§ **THE PROBLEM**
Every line below must be given again exactly.

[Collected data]
======

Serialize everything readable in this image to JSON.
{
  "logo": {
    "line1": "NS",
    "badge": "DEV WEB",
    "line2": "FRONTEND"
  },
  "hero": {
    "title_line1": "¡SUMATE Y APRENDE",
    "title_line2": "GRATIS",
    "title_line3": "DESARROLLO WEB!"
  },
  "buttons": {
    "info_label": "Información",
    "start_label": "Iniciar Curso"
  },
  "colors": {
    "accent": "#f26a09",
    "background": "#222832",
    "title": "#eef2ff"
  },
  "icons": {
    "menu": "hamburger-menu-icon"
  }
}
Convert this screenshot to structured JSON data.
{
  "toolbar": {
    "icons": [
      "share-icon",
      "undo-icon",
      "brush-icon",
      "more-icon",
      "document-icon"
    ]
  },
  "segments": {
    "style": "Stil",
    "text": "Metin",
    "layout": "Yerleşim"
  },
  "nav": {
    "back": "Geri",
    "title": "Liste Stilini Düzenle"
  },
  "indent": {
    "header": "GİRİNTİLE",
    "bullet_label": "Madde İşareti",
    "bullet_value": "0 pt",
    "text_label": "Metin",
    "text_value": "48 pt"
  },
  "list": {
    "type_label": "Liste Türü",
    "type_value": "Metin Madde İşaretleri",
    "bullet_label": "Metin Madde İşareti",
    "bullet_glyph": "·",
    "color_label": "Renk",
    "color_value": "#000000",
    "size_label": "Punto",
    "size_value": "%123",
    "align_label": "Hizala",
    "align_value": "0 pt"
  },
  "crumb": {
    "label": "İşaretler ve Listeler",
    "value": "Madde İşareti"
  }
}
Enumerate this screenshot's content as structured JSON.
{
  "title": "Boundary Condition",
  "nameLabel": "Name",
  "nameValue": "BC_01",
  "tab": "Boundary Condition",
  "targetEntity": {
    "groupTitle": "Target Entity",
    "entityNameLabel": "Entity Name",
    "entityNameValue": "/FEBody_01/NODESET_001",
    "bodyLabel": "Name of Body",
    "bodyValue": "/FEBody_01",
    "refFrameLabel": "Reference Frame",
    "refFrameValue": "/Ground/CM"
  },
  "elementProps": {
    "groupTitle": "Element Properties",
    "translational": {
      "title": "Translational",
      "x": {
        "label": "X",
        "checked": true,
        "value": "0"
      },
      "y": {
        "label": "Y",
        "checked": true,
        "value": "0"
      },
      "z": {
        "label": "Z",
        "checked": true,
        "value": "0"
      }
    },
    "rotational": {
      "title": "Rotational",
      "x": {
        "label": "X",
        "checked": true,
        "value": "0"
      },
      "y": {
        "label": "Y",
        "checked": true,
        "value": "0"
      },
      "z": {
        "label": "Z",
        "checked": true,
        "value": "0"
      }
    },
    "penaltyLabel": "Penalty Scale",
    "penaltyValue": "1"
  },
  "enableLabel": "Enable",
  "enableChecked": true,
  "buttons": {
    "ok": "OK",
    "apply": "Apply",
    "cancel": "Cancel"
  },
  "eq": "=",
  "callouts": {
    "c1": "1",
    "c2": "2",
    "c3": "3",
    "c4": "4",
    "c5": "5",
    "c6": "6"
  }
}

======

§ **RESPONSE TO THIS TASK**
Serialize everything readable in this image to JSON.
{
  "logo": {
    "line1": "NS",
    "badge": "DEV WEB",
    "line2": "FRONTEND"
  },
  "hero": {
    "title_line1": "¡SUMATE Y APRENDE",
    "title_line2": "GRATIS",
    "title_line3": "DESARROLLO WEB!"
  },
  "buttons": {
    "info_label": "Información",
    "start_label": "Iniciar Curso"
  },
  "colors": {
    "accent": "#f26a09",
    "background": "#222832",
    "title": "#eef2ff"
  },
  "icons": {
    "menu": "hamburger-menu-icon"
  }
}
Convert this screenshot to structured JSON data.
{
  "toolbar": {
    "icons": [
      "share-icon",
      "undo-icon",
      "brush-icon",
      "more-icon",
      "document-icon"
    ]
  },
  "segments": {
    "style": "Stil",
    "text": "Metin",
    "layout": "Yerleşim"
  },
  "nav": {
    "back": "Geri",
    "title": "Liste Stilini Düzenle"
  },
  "indent": {
    "header": "GİRİNTİLE",
    "bullet_label": "Madde İşareti",
    "bullet_value": "0 pt",
    "text_label": "Metin",
    "text_value": "48 pt"
  },
  "list": {
    "type_label": "Liste Türü",
    "type_value": "Metin Madde İşaretleri",
    "bullet_label": "Metin Madde İşareti",
    "bullet_glyph": "·",
    "color_label": "Renk",
    "color_value": "#000000",
    "size_label": "Punto",
    "size_value": "%123",
    "align_label": "Hizala",
    "align_value": "0 pt"
  },
  "crumb": {
    "label": "İşaretler ve Listeler",
    "value": "Madde İşareti"
  }
}
Enumerate this screenshot's content as structured JSON.
{
  "title": "Boundary Condition",
  "nameLabel": "Name",
  "nameValue": "BC_01",
  "tab": "Boundary Condition",
  "targetEntity": {
    "groupTitle": "Target Entity",
    "entityNameLabel": "Entity Name",
    "entityNameValue": "/FEBody_01/NODESET_001",
    "bodyLabel": "Name of Body",
    "bodyValue": "/FEBody_01",
    "refFrameLabel": "Reference Frame",
    "refFrameValue": "/Ground/CM"
  },
  "elementProps": {
    "groupTitle": "Element Properties",
    "translational": {
      "title": "Translational",
      "x": {
        "label": "X",
        "checked": true,
        "value": "0"
      },
      "y": {
        "label": "Y",
        "checked": true,
        "value": "0"
      },
      "z": {
        "label": "Z",
        "checked": true,
        "value": "0"
      }
    },
    "rotational": {
      "title": "Rotational",
      "x": {
        "label": "X",
        "checked": true,
        "value": "0"
      },
      "y": {
        "label": "Y",
        "checked": true,
        "value": "0"
      },
      "z": {
        "label": "Z",
        "checked": true,
        "value": "0"
      }
    },
    "penaltyLabel": "Penalty Scale",
    "penaltyValue": "1"
  },
  "enableLabel": "Enable",
  "enableChecked": true,
  "buttons": {
    "ok": "OK",
    "apply": "Apply",
    "cancel": "Cancel"
  },
  "eq": "=",
  "callouts": {
    "c1": "1",
    "c2": "2",
    "c3": "3",
    "c4": "4",
    "c5": "5",
    "c6": "6"
  }
}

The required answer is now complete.